§ What you will do:
Extract each line of the material that follows exactly and omit its pictures.

§ Dataset entries:
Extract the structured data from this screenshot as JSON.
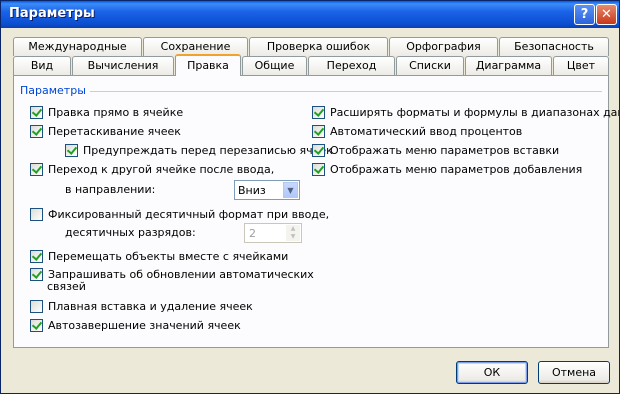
{
  "window": {
    "title": "Параметры"
  },
  "titlebar": {
    "help_label": "?",
    "close_label": "✕"
  },
  "tabs_top": [
    "Международные",
    "Сохранение",
    "Проверка ошибок",
    "Орфография",
    "Безопасность"
  ],
  "tabs_bottom": [
    "Вид",
    "Вычисления",
    "Правка",
    "Общие",
    "Переход",
    "Списки",
    "Диаграмма",
    "Цвет"
  ],
  "active_tab": "Правка",
  "group": {
    "label": "Параметры"
  },
  "left_options": [
    {
      "label": "Правка прямо в ячейке",
      "checked": true
    },
    {
      "label": "Перетаскивание ячеек",
      "checked": true
    },
    {
      "label": "Предупреждать перед перезаписью ячеек",
      "checked": true
    },
    {
      "label": "Переход к другой ячейке после ввода,",
      "checked": true
    },
    {
      "label": "Фиксированный десятичный формат при вводе,",
      "checked": false
    },
    {
      "label": "Перемещать объекты вместе с ячейками",
      "checked": true
    },
    {
      "label": "Запрашивать об обновлении автоматических",
      "checked": true
    },
    {
      "label": "Плавная вставка и удаление ячеек",
      "checked": false
    },
    {
      "label": "Автозавершение значений ячеек",
      "checked": true
    }
  ],
  "direction": {
    "label": "в направлении:",
    "value": "Вниз"
  },
  "decimals": {
    "label": "десятичных разрядов:",
    "value": "2"
  },
  "update_links_line2": "связей",
  "right_options": [
    {
      "label": "Расширять форматы и формулы в диапазонах данных",
      "checked": true
    },
    {
      "label": "Автоматический ввод процентов",
      "checked": true
    },
    {
      "label": "Отображать меню параметров вставки",
      "checked": true
    },
    {
      "label": "Отображать меню параметров добавления",
      "checked": true
    }
  ],
  "buttons": {
    "ok": "ОК",
    "cancel": "Отмена"
  },
  "colors": {
    "group_label": "#0046d5",
    "titlebar": "#0b4fd0",
    "active_tab_accent": "#f0a32c"
  }
}
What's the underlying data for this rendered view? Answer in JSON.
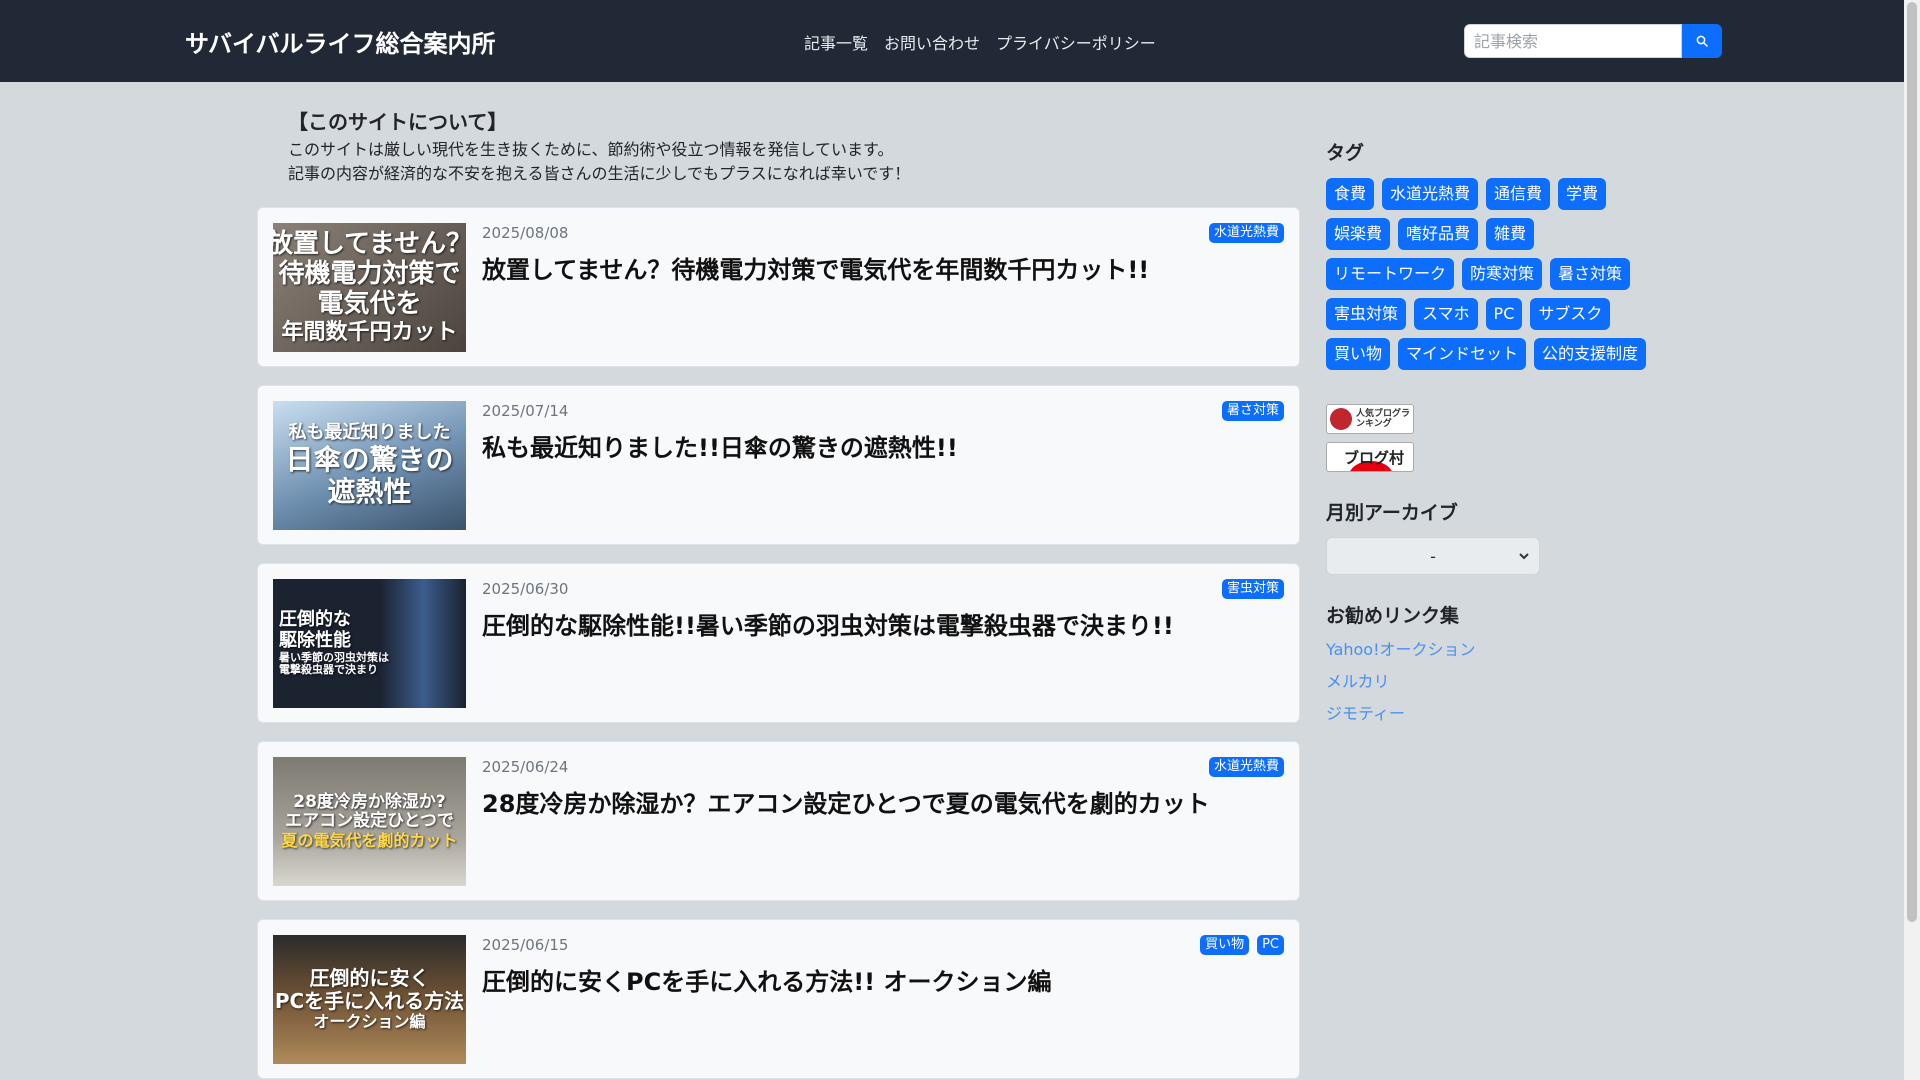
{
  "site": {
    "title": "サバイバルライフ総合案内所"
  },
  "nav": {
    "items": [
      "記事一覧",
      "お問い合わせ",
      "プライバシーポリシー"
    ]
  },
  "search": {
    "placeholder": "記事検索",
    "icon": "search-icon"
  },
  "about": {
    "title": "【このサイトについて】",
    "lines": [
      "このサイトは厳しい現代を生き抜くために、節約術や役立つ情報を発信しています。",
      "記事の内容が経済的な不安を抱える皆さんの生活に少しでもプラスになれば幸いです！"
    ]
  },
  "articles": [
    {
      "date": "2025/08/08",
      "title": "放置してません？待機電力対策で電気代を年間数千円カット!!",
      "tags": [
        "水道光熱費"
      ],
      "thumb": {
        "lines": [
          "放置してません？",
          "待機電力対策で",
          "電気代を",
          "年間数千円カット"
        ],
        "bg": "linear-gradient(135deg,#8b8178,#4b433d)"
      }
    },
    {
      "date": "2025/07/14",
      "title": "私も最近知りました!!日傘の驚きの遮熱性!!",
      "tags": [
        "暑さ対策"
      ],
      "thumb": {
        "lines": [
          "私も最近知りました",
          "日傘の驚きの",
          "遮熱性"
        ],
        "bg": "linear-gradient(160deg,#c9dff0,#6e8fb0 55%,#3b526b)"
      }
    },
    {
      "date": "2025/06/30",
      "title": "圧倒的な駆除性能!!暑い季節の羽虫対策は電撃殺虫器で決まり!!",
      "tags": [
        "害虫対策"
      ],
      "thumb": {
        "lines": [
          "圧倒的な",
          "駆除性能",
          "暑い季節の羽虫対策は",
          "電撃殺虫器で決まり"
        ],
        "bg": "linear-gradient(90deg,#1b2230 55%,#3b5d8c 78%,#1b2230)"
      }
    },
    {
      "date": "2025/06/24",
      "title": "28度冷房か除湿か？エアコン設定ひとつで夏の電気代を劇的カット",
      "tags": [
        "水道光熱費"
      ],
      "thumb": {
        "lines": [
          "28度冷房か除湿か?",
          "エアコン設定ひとつで",
          "夏の電気代を劇的カット"
        ],
        "bg": "linear-gradient(180deg,#7d7a72,#a7a39a 60%,#d9d6cf)"
      }
    },
    {
      "date": "2025/06/15",
      "title": "圧倒的に安くPCを手に入れる方法!! オークション編",
      "tags": [
        "買い物",
        "PC"
      ],
      "thumb": {
        "lines": [
          "圧倒的に安く",
          "PCを手に入れる方法",
          "オークション編"
        ],
        "bg": "linear-gradient(180deg,#2b2b2b,#6b5033 45%,#b08a5a)"
      }
    }
  ],
  "sidebar": {
    "tags_heading": "タグ",
    "tags": [
      "食費",
      "水道光熱費",
      "通信費",
      "学費",
      "娯楽費",
      "嗜好品費",
      "雑費",
      "リモートワーク",
      "防寒対策",
      "暑さ対策",
      "害虫対策",
      "スマホ",
      "PC",
      "サブスク",
      "買い物",
      "マインドセット",
      "公的支援制度"
    ],
    "banners": [
      {
        "text": "人気ブログランキング",
        "icon": "ranking-logo-icon"
      },
      {
        "text": "ブログ村",
        "icon": "blogmura-logo-icon"
      }
    ],
    "archive_heading": "月別アーカイブ",
    "archive_selected": "-",
    "links_heading": "お勧めリンク集",
    "links": [
      "Yahoo!オークション",
      "メルカリ",
      "ジモティー"
    ]
  },
  "colors": {
    "navbar": "#212936",
    "accent": "#0d6efd",
    "background": "#d3d9dd",
    "link": "#4a8ff0"
  }
}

§ Answer for this exercise:
Extract the structured data from this screenshot as JSON.
{
  "window": {
    "title": "Параметры"
  },
  "titlebar": {
    "help_label": "?",
    "close_label": "✕"
  },
  "tabs_top": [
    "Международные",
    "Сохранение",
    "Проверка ошибок",
    "Орфография",
    "Безопасность"
  ],
  "tabs_bottom": [
    "Вид",
    "Вычисления",
    "Правка",
    "Общие",
    "Переход",
    "Списки",
    "Диаграмма",
    "Цвет"
  ],
  "active_tab": "Правка",
  "group": {
    "label": "Параметры"
  },
  "left_options": [
    {
      "label": "Правка прямо в ячейке",
      "checked": true
    },
    {
      "label": "Перетаскивание ячеек",
      "checked": true
    },
    {
      "label": "Предупреждать перед перезаписью ячеек",
      "checked": true
    },
    {
      "label": "Переход к другой ячейке после ввода,",
      "checked": true
    },
    {
      "label": "Фиксированный десятичный формат при вводе,",
      "checked": false
    },
    {
      "label": "Перемещать объекты вместе с ячейками",
      "checked": true
    },
    {
      "label": "Запрашивать об обновлении автоматических",
      "checked": true
    },
    {
      "label": "Плавная вставка и удаление ячеек",
      "checked": false
    },
    {
      "label": "Автозавершение значений ячеек",
      "checked": true
    }
  ],
  "direction": {
    "label": "в направлении:",
    "value": "Вниз"
  },
  "decimals": {
    "label": "десятичных разрядов:",
    "value": "2"
  },
  "update_links_line2": "связей",
  "right_options": [
    {
      "label": "Расширять форматы и формулы в диапазонах данных",
      "checked": true
    },
    {
      "label": "Автоматический ввод процентов",
      "checked": true
    },
    {
      "label": "Отображать меню параметров вставки",
      "checked": true
    },
    {
      "label": "Отображать меню параметров добавления",
      "checked": true
    }
  ],
  "buttons": {
    "ok": "ОК",
    "cancel": "Отмена"
  },
  "colors": {
    "group_label": "#0046d5",
    "titlebar": "#0b4fd0",
    "active_tab_accent": "#f0a32c"
  }
}
What's the underlying data for this rendered view? Answer in JSON.
{
  "site": {
    "title": "サバイバルライフ総合案内所"
  },
  "nav": {
    "items": [
      "記事一覧",
      "お問い合わせ",
      "プライバシーポリシー"
    ]
  },
  "search": {
    "placeholder": "記事検索",
    "icon": "search-icon"
  },
  "about": {
    "title": "【このサイトについて】",
    "lines": [
      "このサイトは厳しい現代を生き抜くために、節約術や役立つ情報を発信しています。",
      "記事の内容が経済的な不安を抱える皆さんの生活に少しでもプラスになれば幸いです！"
    ]
  },
  "articles": [
    {
      "date": "2025/08/08",
      "title": "放置してません？待機電力対策で電気代を年間数千円カット!!",
      "tags": [
        "水道光熱費"
      ],
      "thumb": {
        "lines": [
          "放置してません？",
          "待機電力対策で",
          "電気代を",
          "年間数千円カット"
        ],
        "bg": "linear-gradient(135deg,#8b8178,#4b433d)"
      }
    },
    {
      "date": "2025/07/14",
      "title": "私も最近知りました!!日傘の驚きの遮熱性!!",
      "tags": [
        "暑さ対策"
      ],
      "thumb": {
        "lines": [
          "私も最近知りました",
          "日傘の驚きの",
          "遮熱性"
        ],
        "bg": "linear-gradient(160deg,#c9dff0,#6e8fb0 55%,#3b526b)"
      }
    },
    {
      "date": "2025/06/30",
      "title": "圧倒的な駆除性能!!暑い季節の羽虫対策は電撃殺虫器で決まり!!",
      "tags": [
        "害虫対策"
      ],
      "thumb": {
        "lines": [
          "圧倒的な",
          "駆除性能",
          "暑い季節の羽虫対策は",
          "電撃殺虫器で決まり"
        ],
        "bg": "linear-gradient(90deg,#1b2230 55%,#3b5d8c 78%,#1b2230)"
      }
    },
    {
      "date": "2025/06/24",
      "title": "28度冷房か除湿か？エアコン設定ひとつで夏の電気代を劇的カット",
      "tags": [
        "水道光熱費"
      ],
      "thumb": {
        "lines": [
          "28度冷房か除湿か?",
          "エアコン設定ひとつで",
          "夏の電気代を劇的カット"
        ],
        "bg": "linear-gradient(180deg,#7d7a72,#a7a39a 60%,#d9d6cf)"
      }
    },
    {
      "date": "2025/06/15",
      "title": "圧倒的に安くPCを手に入れる方法!! オークション編",
      "tags": [
        "買い物",
        "PC"
      ],
      "thumb": {
        "lines": [
          "圧倒的に安く",
          "PCを手に入れる方法",
          "オークション編"
        ],
        "bg": "linear-gradient(180deg,#2b2b2b,#6b5033 45%,#b08a5a)"
      }
    }
  ],
  "sidebar": {
    "tags_heading": "タグ",
    "tags": [
      "食費",
      "水道光熱費",
      "通信費",
      "学費",
      "娯楽費",
      "嗜好品費",
      "雑費",
      "リモートワーク",
      "防寒対策",
      "暑さ対策",
      "害虫対策",
      "スマホ",
      "PC",
      "サブスク",
      "買い物",
      "マインドセット",
      "公的支援制度"
    ],
    "banners": [
      {
        "text": "人気ブログランキング",
        "icon": "ranking-logo-icon"
      },
      {
        "text": "ブログ村",
        "icon": "blogmura-logo-icon"
      }
    ],
    "archive_heading": "月別アーカイブ",
    "archive_selected": "-",
    "links_heading": "お勧めリンク集",
    "links": [
      "Yahoo!オークション",
      "メルカリ",
      "ジモティー"
    ]
  },
  "colors": {
    "navbar": "#212936",
    "accent": "#0d6efd",
    "background": "#d3d9dd",
    "link": "#4a8ff0"
  }
}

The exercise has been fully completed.